The cloud is a giant worm, starting small and almost invisibly. Its mouth, however, is large and thick and threatening to swallow you up into its weightlessly heavy doom. Walking into the Judith Bear Isroff Gallery at the Akron Art Museum, the impact is immediate. The cloud is exhaust, oil and coal, dirty and toxic. It’s comprised of countless smaller components, which individually perhaps could each be lovely: wisps of smoke captured on paper, sometimes shimmering, but growing darker. Altogether it’s overwhelming. It’s coming for you, and you feel it.

Statement Wall

Many artists talk about pollution in photographs, in facts. They lay out an argument for a rational audience; they appeal to our minds like scientists. Most Americans have heard these facts, yet remain unmoved, unwilling to change their actions regardless of whether they claim to believe a change could make a difference. They look around and see the slippery beginning of something awry: abnormal snowfalls and mild summers, raging storms and wild temperature fluctuations. But hey, could be a fluke, right? And what’s one more car in an ocean of gas guzzlers, one more water bottle floating out to sea, one more factory farmed burger?

Trade Your Carbon

But Charles Beneke is not like most artists, and certainly not like most Americans. When his daughter came home from school one day a decade ago, she had learned some distressing news. “Dad,” she exclaimed earnestly, “the polar bears are dying!” He talked about the environment with her, about how the countless thoughtless actions of many can add up to such a global tragedy. “But Dad, what are you going to do about it?”

Beneke started looking around his printmaking studio and realizing how much waste he and his students were generating.

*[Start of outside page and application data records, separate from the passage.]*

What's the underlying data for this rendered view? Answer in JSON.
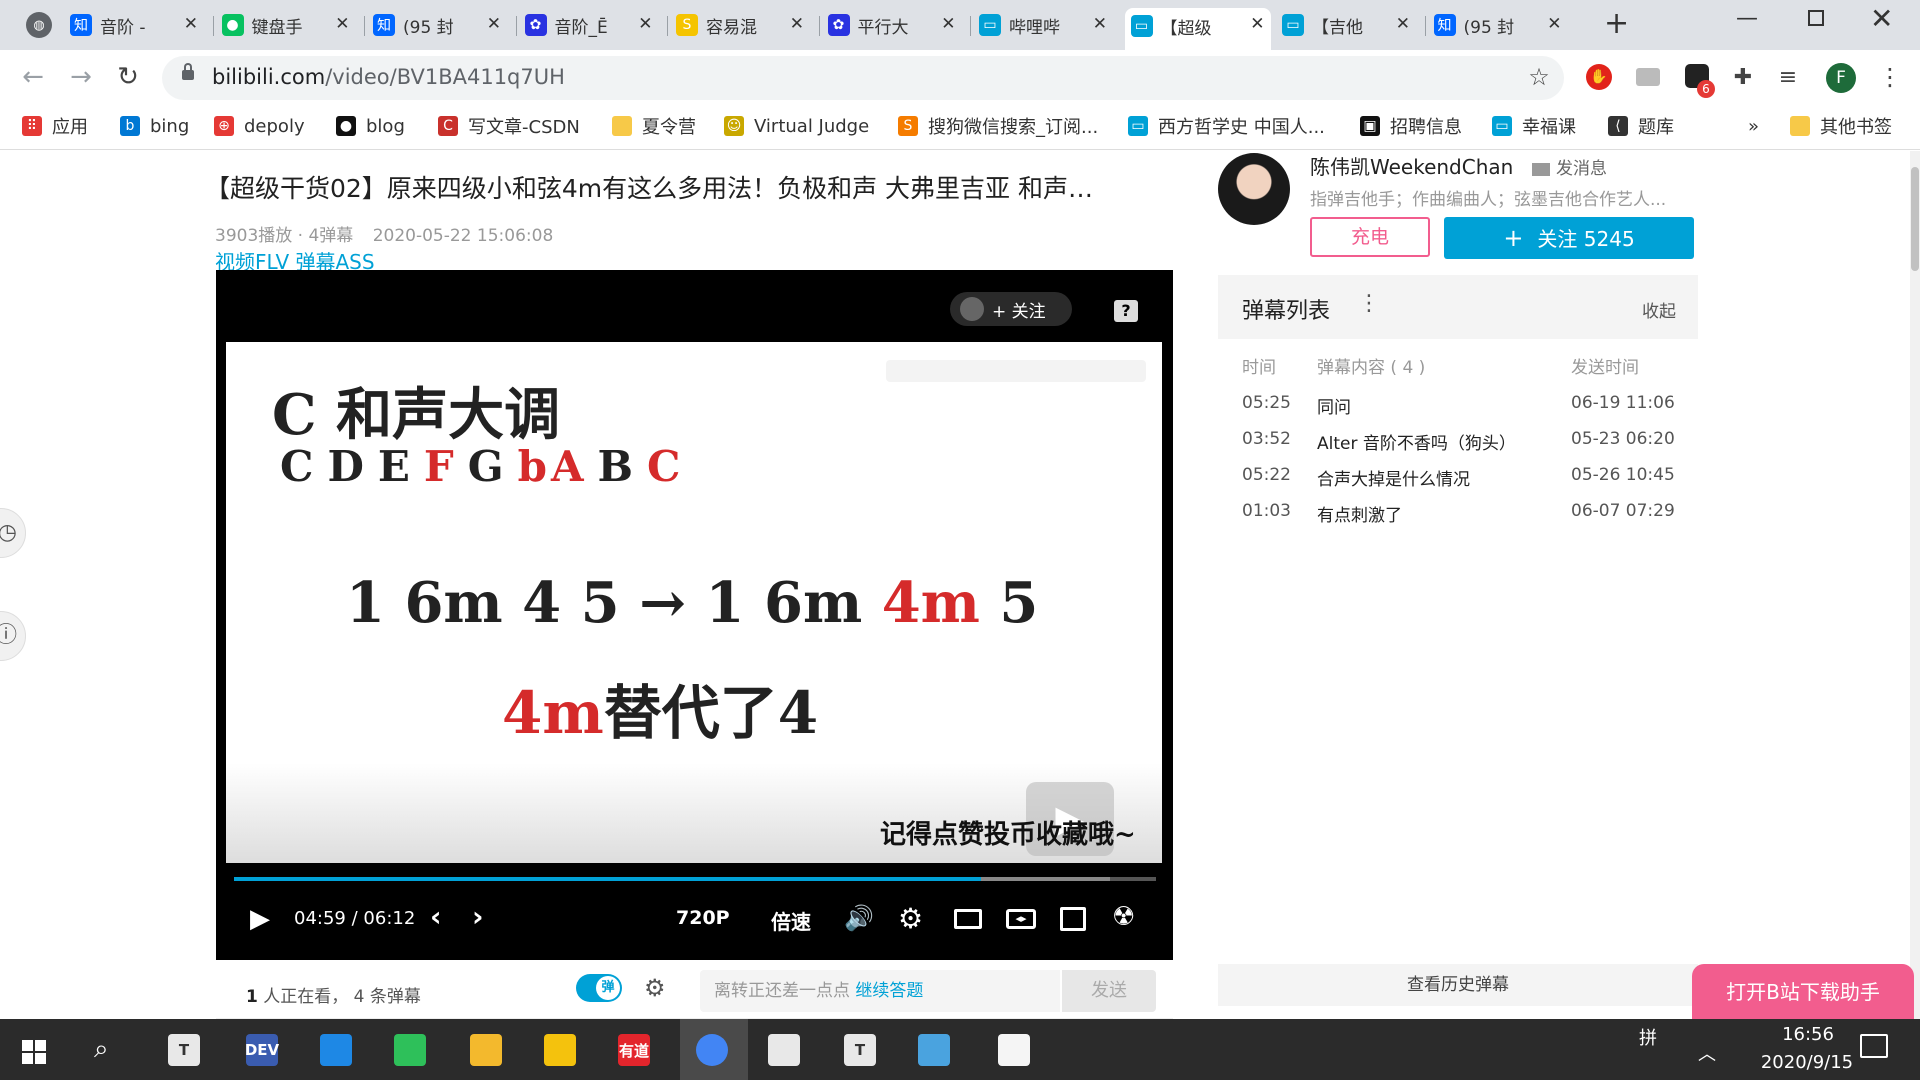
{
  "tabs": [
    {
      "label": "音阶 -",
      "icon": "zhihu-icon",
      "fav": "知",
      "color": "#0066ff"
    },
    {
      "label": "键盘手",
      "icon": "wechat-icon",
      "fav": "",
      "color": "#07c160"
    },
    {
      "label": "(95 封",
      "icon": "zhihu-icon",
      "fav": "知",
      "color": "#0066ff"
    },
    {
      "label": "音阶_Ē",
      "icon": "baidu-icon",
      "fav": "",
      "color": "#2932e1"
    },
    {
      "label": "容易混",
      "icon": "sogou-icon",
      "fav": "S",
      "color": "#f5c400"
    },
    {
      "label": "平行大",
      "icon": "baidu-icon",
      "fav": "",
      "color": "#2932e1"
    },
    {
      "label": "哔哩哔",
      "icon": "bilibili-icon",
      "fav": "",
      "color": "#00a1d6"
    },
    {
      "label": "【超级",
      "icon": "bilibili-icon",
      "fav": "",
      "color": "#00a1d6"
    },
    {
      "label": "【吉他",
      "icon": "bilibili-icon",
      "fav": "",
      "color": "#00a1d6"
    },
    {
      "label": "(95 封",
      "icon": "zhihu-icon",
      "fav": "知",
      "color": "#0066ff"
    }
  ],
  "address": {
    "domain": "bilibili.com",
    "path": "/video/BV1BA411q7UH"
  },
  "bookmarks": [
    {
      "label": "应用",
      "icon": "apps-grid-icon"
    },
    {
      "label": "bing",
      "icon": "bing-icon"
    },
    {
      "label": "depoly",
      "icon": "deploy-icon"
    },
    {
      "label": "blog",
      "icon": "github-icon"
    },
    {
      "label": "写文章-CSDN",
      "icon": "csdn-icon"
    },
    {
      "label": "夏令营",
      "icon": "folder-icon"
    },
    {
      "label": "Virtual Judge",
      "icon": "vjudge-icon"
    },
    {
      "label": "搜狗微信搜索_订阅...",
      "icon": "sogou-icon"
    },
    {
      "label": "西方哲学史 中国人...",
      "icon": "bilibili-icon"
    },
    {
      "label": "招聘信息",
      "icon": "job-icon"
    },
    {
      "label": "幸福课",
      "icon": "bilibili-icon"
    },
    {
      "label": "题库",
      "icon": "leetcode-icon"
    },
    {
      "label": "»",
      "icon": "more-icon"
    },
    {
      "label": "其他书签",
      "icon": "folder-icon"
    }
  ],
  "extensions": {
    "badge": "6",
    "avatar": "F"
  },
  "video": {
    "title": "【超级干货02】原来四级小和弦4m有这么多用法！负极和声 大弗里吉亚 和声…",
    "plays": "3903播放 · 4弹幕",
    "date": "2020-05-22 15:06:08",
    "links": "视频FLV 弹幕ASS",
    "follow_overlay": "+ 关注",
    "help": "?",
    "slide_title": "C 和声大调",
    "notes": [
      {
        "t": "C",
        "red": false
      },
      {
        "t": "D",
        "red": false
      },
      {
        "t": "E",
        "red": false
      },
      {
        "t": "F",
        "red": true
      },
      {
        "t": "G",
        "red": false
      },
      {
        "t": "bA",
        "red": true
      },
      {
        "t": "B",
        "red": false
      },
      {
        "t": "C",
        "red": true
      }
    ],
    "prog_left": "1 6m 4 5 → 1 6m ",
    "prog_red": "4m",
    "prog_end": " 5",
    "sub_red": "4m",
    "sub_black": "替代了4",
    "watermark": "记得点赞投币收藏哦~",
    "current_time": "04:59",
    "time_sep": "/",
    "total_time": "06:12",
    "quality": "720P",
    "speed": "倍速",
    "progress": 0.81,
    "buffered": 0.95,
    "watching_count": "1",
    "watching_text": " 人正在看，",
    "danmaku_count": "4",
    "danmaku_text": " 条弹幕",
    "danmaku_toggle": "弹",
    "input_placeholder": "离转正还差一点点",
    "input_link": "继续答题",
    "send": "发送"
  },
  "uploader": {
    "name": "陈伟凯WeekendChan",
    "message": "发消息",
    "desc": "指弹吉他手；作曲编曲人；弦墨吉他合作艺人...",
    "charge": "充电",
    "follow": "关注 5245"
  },
  "danmaku_list": {
    "title": "弹幕列表",
    "collapse": "收起",
    "headers": [
      "时间",
      "弹幕内容 ( 4 )",
      "发送时间"
    ],
    "rows": [
      {
        "time": "05:25",
        "content": "同问",
        "sent": "06-19 11:06"
      },
      {
        "time": "03:52",
        "content": "Alter 音阶不香吗（狗头）",
        "sent": "05-23 06:20"
      },
      {
        "time": "05:22",
        "content": "合声大掉是什么情况",
        "sent": "05-26 10:45"
      },
      {
        "time": "01:03",
        "content": "有点刺激了",
        "sent": "06-07 07:29"
      }
    ],
    "history": "查看历史弹幕"
  },
  "download_btn": "打开B站下载助手",
  "taskbar": {
    "ime": "拼",
    "time": "16:56",
    "date": "2020/9/15",
    "apps": [
      {
        "name": "typora-icon",
        "fav": "T",
        "color": "#e8e8e8"
      },
      {
        "name": "devcpp-icon",
        "fav": "DEV",
        "color": "#3a5cb0"
      },
      {
        "name": "vscode-icon",
        "fav": "",
        "color": "#1e88e5"
      },
      {
        "name": "wechat-icon",
        "fav": "",
        "color": "#2ec05a"
      },
      {
        "name": "file-explorer-icon",
        "fav": "",
        "color": "#f3b92d"
      },
      {
        "name": "app-yellow-icon",
        "fav": "",
        "color": "#f4c20d"
      },
      {
        "name": "youdao-icon",
        "fav": "有道",
        "color": "#e3252c"
      },
      {
        "name": "chrome-icon",
        "fav": "",
        "color": "#4285f4"
      },
      {
        "name": "reader-icon",
        "fav": "",
        "color": "#e8e8e8"
      },
      {
        "name": "typora-icon",
        "fav": "T",
        "color": "#e8e8e8"
      },
      {
        "name": "remote-desktop-icon",
        "fav": "",
        "color": "#4aa3df"
      },
      {
        "name": "notepad-icon",
        "fav": "",
        "color": "#f5f5f5"
      }
    ]
  }
}
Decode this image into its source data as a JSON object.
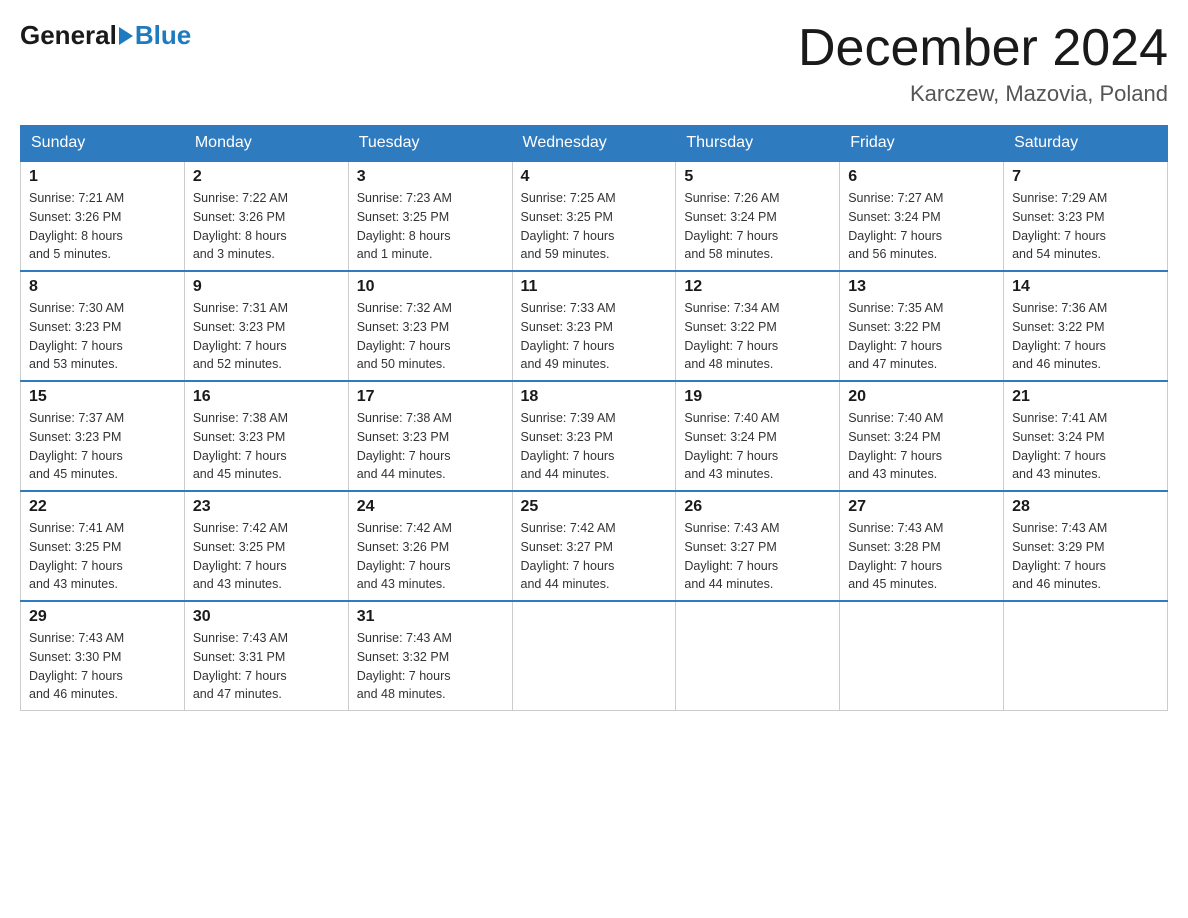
{
  "header": {
    "logo_general": "General",
    "logo_blue": "Blue",
    "month_title": "December 2024",
    "location": "Karczew, Mazovia, Poland"
  },
  "weekdays": [
    "Sunday",
    "Monday",
    "Tuesday",
    "Wednesday",
    "Thursday",
    "Friday",
    "Saturday"
  ],
  "weeks": [
    [
      {
        "day": "1",
        "sunrise": "7:21 AM",
        "sunset": "3:26 PM",
        "daylight": "8 hours and 5 minutes."
      },
      {
        "day": "2",
        "sunrise": "7:22 AM",
        "sunset": "3:26 PM",
        "daylight": "8 hours and 3 minutes."
      },
      {
        "day": "3",
        "sunrise": "7:23 AM",
        "sunset": "3:25 PM",
        "daylight": "8 hours and 1 minute."
      },
      {
        "day": "4",
        "sunrise": "7:25 AM",
        "sunset": "3:25 PM",
        "daylight": "7 hours and 59 minutes."
      },
      {
        "day": "5",
        "sunrise": "7:26 AM",
        "sunset": "3:24 PM",
        "daylight": "7 hours and 58 minutes."
      },
      {
        "day": "6",
        "sunrise": "7:27 AM",
        "sunset": "3:24 PM",
        "daylight": "7 hours and 56 minutes."
      },
      {
        "day": "7",
        "sunrise": "7:29 AM",
        "sunset": "3:23 PM",
        "daylight": "7 hours and 54 minutes."
      }
    ],
    [
      {
        "day": "8",
        "sunrise": "7:30 AM",
        "sunset": "3:23 PM",
        "daylight": "7 hours and 53 minutes."
      },
      {
        "day": "9",
        "sunrise": "7:31 AM",
        "sunset": "3:23 PM",
        "daylight": "7 hours and 52 minutes."
      },
      {
        "day": "10",
        "sunrise": "7:32 AM",
        "sunset": "3:23 PM",
        "daylight": "7 hours and 50 minutes."
      },
      {
        "day": "11",
        "sunrise": "7:33 AM",
        "sunset": "3:23 PM",
        "daylight": "7 hours and 49 minutes."
      },
      {
        "day": "12",
        "sunrise": "7:34 AM",
        "sunset": "3:22 PM",
        "daylight": "7 hours and 48 minutes."
      },
      {
        "day": "13",
        "sunrise": "7:35 AM",
        "sunset": "3:22 PM",
        "daylight": "7 hours and 47 minutes."
      },
      {
        "day": "14",
        "sunrise": "7:36 AM",
        "sunset": "3:22 PM",
        "daylight": "7 hours and 46 minutes."
      }
    ],
    [
      {
        "day": "15",
        "sunrise": "7:37 AM",
        "sunset": "3:23 PM",
        "daylight": "7 hours and 45 minutes."
      },
      {
        "day": "16",
        "sunrise": "7:38 AM",
        "sunset": "3:23 PM",
        "daylight": "7 hours and 45 minutes."
      },
      {
        "day": "17",
        "sunrise": "7:38 AM",
        "sunset": "3:23 PM",
        "daylight": "7 hours and 44 minutes."
      },
      {
        "day": "18",
        "sunrise": "7:39 AM",
        "sunset": "3:23 PM",
        "daylight": "7 hours and 44 minutes."
      },
      {
        "day": "19",
        "sunrise": "7:40 AM",
        "sunset": "3:24 PM",
        "daylight": "7 hours and 43 minutes."
      },
      {
        "day": "20",
        "sunrise": "7:40 AM",
        "sunset": "3:24 PM",
        "daylight": "7 hours and 43 minutes."
      },
      {
        "day": "21",
        "sunrise": "7:41 AM",
        "sunset": "3:24 PM",
        "daylight": "7 hours and 43 minutes."
      }
    ],
    [
      {
        "day": "22",
        "sunrise": "7:41 AM",
        "sunset": "3:25 PM",
        "daylight": "7 hours and 43 minutes."
      },
      {
        "day": "23",
        "sunrise": "7:42 AM",
        "sunset": "3:25 PM",
        "daylight": "7 hours and 43 minutes."
      },
      {
        "day": "24",
        "sunrise": "7:42 AM",
        "sunset": "3:26 PM",
        "daylight": "7 hours and 43 minutes."
      },
      {
        "day": "25",
        "sunrise": "7:42 AM",
        "sunset": "3:27 PM",
        "daylight": "7 hours and 44 minutes."
      },
      {
        "day": "26",
        "sunrise": "7:43 AM",
        "sunset": "3:27 PM",
        "daylight": "7 hours and 44 minutes."
      },
      {
        "day": "27",
        "sunrise": "7:43 AM",
        "sunset": "3:28 PM",
        "daylight": "7 hours and 45 minutes."
      },
      {
        "day": "28",
        "sunrise": "7:43 AM",
        "sunset": "3:29 PM",
        "daylight": "7 hours and 46 minutes."
      }
    ],
    [
      {
        "day": "29",
        "sunrise": "7:43 AM",
        "sunset": "3:30 PM",
        "daylight": "7 hours and 46 minutes."
      },
      {
        "day": "30",
        "sunrise": "7:43 AM",
        "sunset": "3:31 PM",
        "daylight": "7 hours and 47 minutes."
      },
      {
        "day": "31",
        "sunrise": "7:43 AM",
        "sunset": "3:32 PM",
        "daylight": "7 hours and 48 minutes."
      },
      null,
      null,
      null,
      null
    ]
  ],
  "labels": {
    "sunrise": "Sunrise:",
    "sunset": "Sunset:",
    "daylight": "Daylight:"
  }
}
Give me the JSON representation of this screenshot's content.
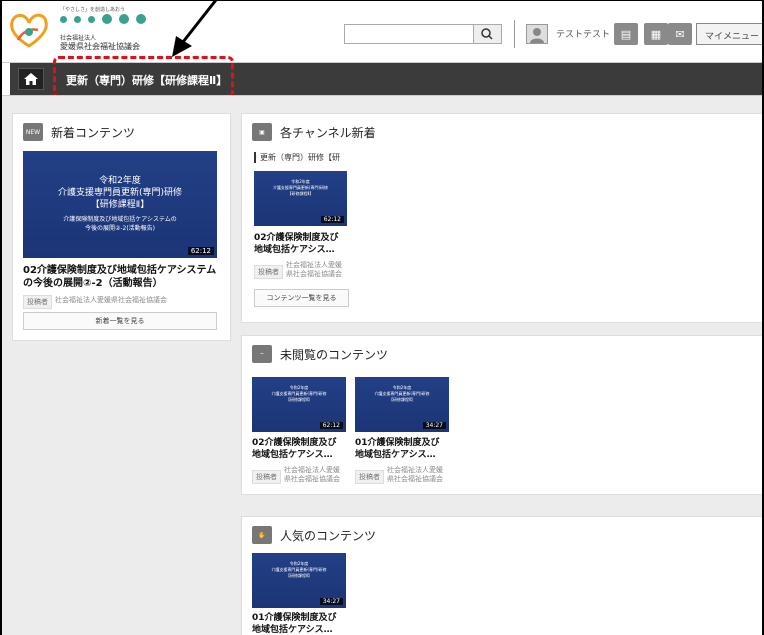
{
  "header": {
    "logo_tagline": "「やさしさ」を創造しあおう",
    "logo_org_type": "社会福祉法人",
    "logo_org_name": "愛媛県社会福祉協議会",
    "search_placeholder": "",
    "user_name": "テストテスト",
    "my_menu_label": "マイメニュー"
  },
  "nav": {
    "title": "更新（専門）研修【研修課程Ⅱ】"
  },
  "new_contents": {
    "badge": "NEW",
    "heading": "新着コンテンツ",
    "thumb_line1": "令和2年度",
    "thumb_line2": "介護支援専門員更新(専門)研修",
    "thumb_line3": "【研修課程Ⅱ】",
    "thumb_line4": "介護保険制度及び地域包括ケアシステムの",
    "thumb_line5": "今後の展開②-2(活動報告)",
    "duration": "62:12",
    "title": "02介護保険制度及び地域包括ケアシステムの今後の展開②-2（活動報告）",
    "poster_label": "投稿者",
    "poster_org": "社会福祉法人愛媛県社会福祉協議会",
    "more_label": "新着一覧を見る"
  },
  "channel_new": {
    "heading": "各チャンネル新着",
    "subheading": "更新（専門）研修【研",
    "item": {
      "thumb_line1": "令和2年度",
      "thumb_line2": "介護支援専門員更新(専門)研修",
      "thumb_line3": "【研修課程Ⅱ】",
      "duration": "62:12",
      "title_line1": "02介護保険制度及び",
      "title_line2": "地域包括ケアシス…",
      "poster_label": "投稿者",
      "poster_org_line1": "社会福祉法人愛媛",
      "poster_org_line2": "県社会福祉協議会"
    },
    "more_label": "コンテンツ一覧を見る"
  },
  "unviewed": {
    "heading": "未閲覧のコンテンツ",
    "items": [
      {
        "thumb_line1": "令和2年度",
        "thumb_line2": "介護支援専門員更新(専門)研修",
        "thumb_line3": "【研修課程Ⅱ】",
        "duration": "62:12",
        "title_line1": "02介護保険制度及び",
        "title_line2": "地域包括ケアシス…",
        "poster_label": "投稿者",
        "poster_org_line1": "社会福祉法人愛媛",
        "poster_org_line2": "県社会福祉協議会"
      },
      {
        "thumb_line1": "令和2年度",
        "thumb_line2": "介護支援専門員更新(専門)研修",
        "thumb_line3": "【研修課程Ⅱ】",
        "duration": "34:27",
        "title_line1": "01介護保険制度及び",
        "title_line2": "地域包括ケアシス…",
        "poster_label": "投稿者",
        "poster_org_line1": "社会福祉法人愛媛",
        "poster_org_line2": "県社会福祉協議会"
      }
    ]
  },
  "popular": {
    "heading": "人気のコンテンツ",
    "item": {
      "thumb_line1": "令和2年度",
      "thumb_line2": "介護支援専門員更新(専門)研修",
      "thumb_line3": "【研修課程Ⅱ】",
      "duration": "34:27",
      "title_line1": "01介護保険制度及び",
      "title_line2": "地域包括ケアシス…"
    }
  },
  "colors": {
    "nav_bg": "#3b3b3b",
    "thumb_bg": "#233f86",
    "logo_green": "#3aa08f",
    "highlight": "#e0101a"
  }
}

He recognized how many toxic chemicals they were employing in their everyday art practice. He decided there was a lot he could do, and he started making changes. And that’s when he started looking at the content of his work.

Wallpaper of Doom

Specter’s strength lies in that same emotional appeal, the kind that motivates people to act. Along the left wall plants, oil rigs, and bright orange emissions become a language chronicling the history of what we’ve done to the environment in floor to ceiling, ominously hieroglyphic wallpaper. Tangles of green become a lurid, emergency orange in graphics that at once appear slick and deliberately designed, yet stacked haphazardly atop each other in a screaming frenzy of development. Next, the landscape appears to get cleaner, though the lack of greenery becomes suspicious.

Then the paper comes off the wall and begins to take on its own oppressive form. The cloud fills the room, hanging just low enough to allow viewers to walk beneath and behind it, examine its components up close, then step back and be hit by all it took to create this monster. The installation is an apt metaphor for the environmental impact of our cumulative choices, with each component of the cloud being a print that could stand alone as art; the thought and care that went into each piece is evident. Impending doom is a handful of categorical actions represented as unique patterns, harmless enough one by one, but repeated feverishly, swirling around and sticking to each other, becoming in bulk something impossible to tackle. The mouth of the beast hangs over viewers’ heads, poised to swallow up the room.

Worm Arch w Small Trade Prints

Finally, visitors are asked to trade their carbon for art. The prints available for trade are worthy of being hung on your wall, and remind those who take them in the most pleasingly designed way that nets, smoke stacks, car and natural gas omissions may not yet be big monsters, but handheld, actionable, daily choices that can turn the tide toward positive change just as they’re currently accumulating toward disaster. Beneke realizes the power of being looked in the eye and asked earnestly “What will you do?” And Specter does just that.

Specter by Charles Beneke is on view now at the Akron Art Museum, through Jan 3, 2016. Beneke will give an Artist’s Talk on Sept 13, 2016 at 2pm in the Akron Art Museum Auditorium.

 


 

Christina Day is a board member at SPACES Gallery in Cleveland, and formerly co-owner/director/curator at FORUM artspace in the 78th Street Studios complex.  She received her BFA in Printmaking from the Myers School of Art in 2012. You can reach her at happywonderfool@gmail.com

Advertisements